--- Assigned task ---
An exact repetition of the data below, without images, is the expected answer.

Dataset rows for apps and sites
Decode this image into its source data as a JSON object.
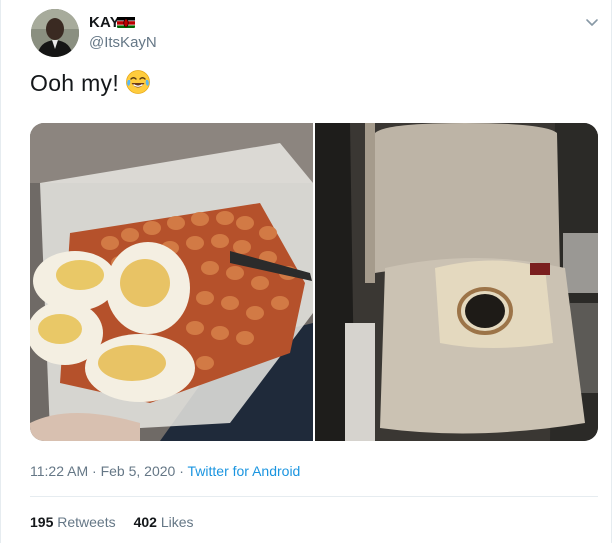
{
  "author": {
    "display_name": "KAY",
    "handle": "@ItsKayN"
  },
  "icons": {
    "flag": "kenya-flag-icon",
    "menu": "chevron-down-icon",
    "emoji": "face-with-tears-of-joy-icon"
  },
  "tweet": {
    "text": "Ooh my!",
    "media": [
      {
        "description_icon": "photo-baked-beans-eggs"
      },
      {
        "description_icon": "photo-burnt-car-seat"
      }
    ]
  },
  "meta": {
    "time": "11:22 AM",
    "separator": "·",
    "date": "Feb 5, 2020",
    "source": "Twitter for Android"
  },
  "stats": {
    "retweets_count": "195",
    "retweets_label": "Retweets",
    "likes_count": "402",
    "likes_label": "Likes"
  },
  "colors": {
    "link": "#1b95e0",
    "secondary_text": "#657786",
    "border": "#e6ecf0"
  }
}
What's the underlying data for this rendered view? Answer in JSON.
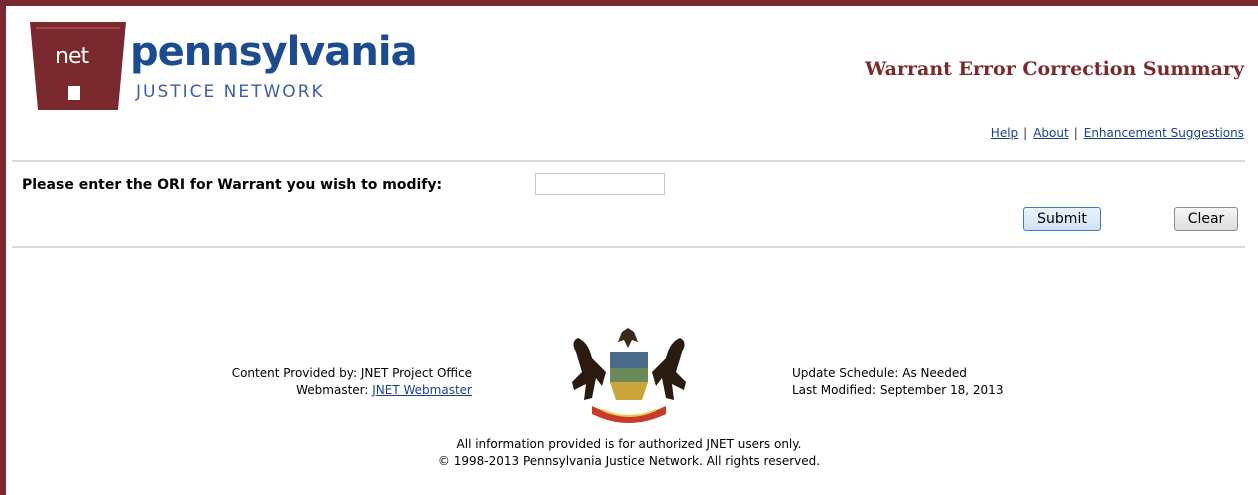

--- Output for this exercise ---
Decode this image into its source data as a JSON object.
{
  "author": {
    "display_name": "KAY",
    "handle": "@ItsKayN"
  },
  "icons": {
    "flag": "kenya-flag-icon",
    "menu": "chevron-down-icon",
    "emoji": "face-with-tears-of-joy-icon"
  },
  "tweet": {
    "text": "Ooh my!",
    "media": [
      {
        "description_icon": "photo-baked-beans-eggs"
      },
      {
        "description_icon": "photo-burnt-car-seat"
      }
    ]
  },
  "meta": {
    "time": "11:22 AM",
    "separator": "·",
    "date": "Feb 5, 2020",
    "source": "Twitter for Android"
  },
  "stats": {
    "retweets_count": "195",
    "retweets_label": "Retweets",
    "likes_count": "402",
    "likes_label": "Likes"
  },
  "colors": {
    "link": "#1b95e0",
    "secondary_text": "#657786",
    "border": "#e6ecf0"
  }
}
What's the underlying data for this rendered view? Answer in JSON.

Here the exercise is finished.